"Twenty subdivisions recording normal rainfall is a positive, but the concern is around the nine subdivisions which have recorded excess or large excess rainfall and seven which have recorded deficient rainfall as both scenarios can adversely affect the crop production", it imd, added.
India has witnessed large scale floods in several parts such as Gujarat, Rajasthan, Maharashtra, Karnataka and Kerala. The western and south-west regions of the country have also received heavy rains and hence have been categorised either under the “excess” or “large excess” category.
"The sowing patterns across key crops as of August 16, 2019, has seen an improvement but the concern remains around the sowing of rice which has seen more than three million hectares contraction from normal and a year ago", the rating agency said.
The area brought under sowing as of August 16, 2019, stood at 30.14 million hectares in the country against 33.84 million hectares covered during the same period of 2018, a drop of around 37 per cent. The sowing of all key cereals has also been lower than the normal of the corresponding week.
On the other hand, total pulses have recorded an increase of 0.54 million hectares from the normal of the corresponding week. Sugarcane and cotton continue to record higher sowing than normal up to August 16.

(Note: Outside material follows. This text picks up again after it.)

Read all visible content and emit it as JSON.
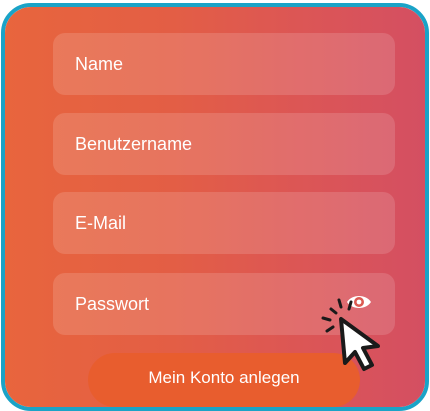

"Excess rainfall in some regions is a positive from the view of reservoir and groundwater level but could destroy the production of certain crops. Combination of excess rainfall and deficient rainfall in almost 45 per cent of all the subdivisions could weigh on food inflation going ahead," it added.